Collection: Although most of the focus of drug testing is on sample analysis, proper collection and chain-of-custody procedures are also of paramount importance. It does not make sense to employ high-quality, expensive laboratories to analyze samples that have been improperly collected. In drug testing appeal cases, the first challenge is usually to the collection process. Collection procedures should be thorough enough to withstand legal scrutiny and accurate enough to ensure that drug-using officers are properly identified.
Determination of Legitimate Use: If an individual is found using an illicit substance and cannot provide evidence of a legitimate prescription for a medically necessary condition, a fitness-for-duty evaluation is likely needed to ascertain whether the officer is using or abusing the substance in such a way as to jeopardize public safety. The most likely legitimate uses in which a working officer might be prescribed AASs would be for treating hypogonadism. The standard treatment of hypogonadism is the use of a testosterone patch or gel, both of which are highly unlikely to be abused. Injectable and sometimes oral preparations are the common choices of AAS abusers.
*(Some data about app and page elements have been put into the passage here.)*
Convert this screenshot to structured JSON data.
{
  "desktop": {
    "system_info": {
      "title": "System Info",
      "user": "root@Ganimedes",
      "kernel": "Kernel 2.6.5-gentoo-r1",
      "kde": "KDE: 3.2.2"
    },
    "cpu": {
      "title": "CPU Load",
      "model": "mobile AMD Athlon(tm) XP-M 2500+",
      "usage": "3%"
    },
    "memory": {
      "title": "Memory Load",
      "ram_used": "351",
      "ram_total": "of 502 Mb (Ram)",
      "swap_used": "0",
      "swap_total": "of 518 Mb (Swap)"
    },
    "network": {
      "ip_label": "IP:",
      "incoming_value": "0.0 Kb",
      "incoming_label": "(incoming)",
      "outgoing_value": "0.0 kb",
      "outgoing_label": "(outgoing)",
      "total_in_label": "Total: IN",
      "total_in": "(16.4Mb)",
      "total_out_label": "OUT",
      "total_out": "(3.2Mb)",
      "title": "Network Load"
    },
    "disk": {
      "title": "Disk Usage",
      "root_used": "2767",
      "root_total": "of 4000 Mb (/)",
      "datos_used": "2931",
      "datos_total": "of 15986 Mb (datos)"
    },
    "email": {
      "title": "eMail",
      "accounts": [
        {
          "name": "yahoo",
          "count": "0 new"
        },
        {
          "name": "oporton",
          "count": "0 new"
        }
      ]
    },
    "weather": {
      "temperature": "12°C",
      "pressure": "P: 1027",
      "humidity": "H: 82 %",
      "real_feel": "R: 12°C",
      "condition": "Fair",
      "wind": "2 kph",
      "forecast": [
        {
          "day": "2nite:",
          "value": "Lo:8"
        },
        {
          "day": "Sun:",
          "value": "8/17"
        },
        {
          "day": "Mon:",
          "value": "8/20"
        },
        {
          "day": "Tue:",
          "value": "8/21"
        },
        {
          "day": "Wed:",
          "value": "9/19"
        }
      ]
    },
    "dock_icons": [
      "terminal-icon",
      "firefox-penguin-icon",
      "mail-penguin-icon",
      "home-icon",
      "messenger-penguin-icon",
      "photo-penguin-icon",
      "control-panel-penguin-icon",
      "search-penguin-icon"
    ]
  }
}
Research suggests that individuals taking AASs in excess of 100–200 mg of testosterone per week are outside the bounds of therapeutic use. Upon reaching a dose of 300 mg of testosterone per week, they are somewhat more likely to exhibit aggressive behaviors, which start to take place more frequently.11 Determining the amount taken may be difficult; therefore, it might be necessary to establish a policy that disallows any level of use above therapeutic levels, since it would be difficult to predict aggressive, inappropriate behaviors.
The following key points should be included in policy statements for law enforcement personnel:
- Use of illegal substances or improperly prescribed controlled substances represents both legal and disciplinary issues for officers and can pose threats to the officer and public safety.
- If the agency has reasonable cause to suspect illegitimate drug use, it may require substance use testing, including but not limited to random urinalysis (for alcohol and drugs), blood work for a toxicology panel, and/or hair analysis.
- Where feasible, supervisors should consult with internal affairs/professional standards and/or the appropriate personnel department before acting on a suspicion of abuse of anabolic steroids.
- Employees found to be using illegal substances will be immediately placed on administrative leave (if not already on such leave) pending further investigation and/or an independent medical review or fitness-for-duty evaluation, and they will hand in their weapons.
- Employees found to have controlled substances that are not illegal but can impair performance, such as (but not limited to) opiate analgesics, controlled substances used as sleep aids or muscle relaxants, or anabolic steroids, may be required to submit to an independent medical review or fitness-for-duty evaluation by the appropriate medical specialist (whether an internist, cardiologist, endocrinologist, or psychiatrist, or a combination thereof) to ascertain whether these officers are using such substances appropriately and/or whether their use of such substances is impairing performance.
- If an employee is found to be possibly illegally using controlled substances and/or medications prescribed by a health-care provider, the agency shall report the case (representing potential illegal activity) to an outside agency for investigation of the officer (by a federal or separate state agency) for misconduct, wherever possible. The agency must also follow the required federal and state reporting procedures for legal proceedings against the health-care professional and the officer, if appropriate.
- WE SHALL BE BACK WITH OUR FIRST ADD SOMETIME LATER. MEANWHILE, “OPEN THE WINDOW, AUNT MILLIE!” LOVE TO ALL.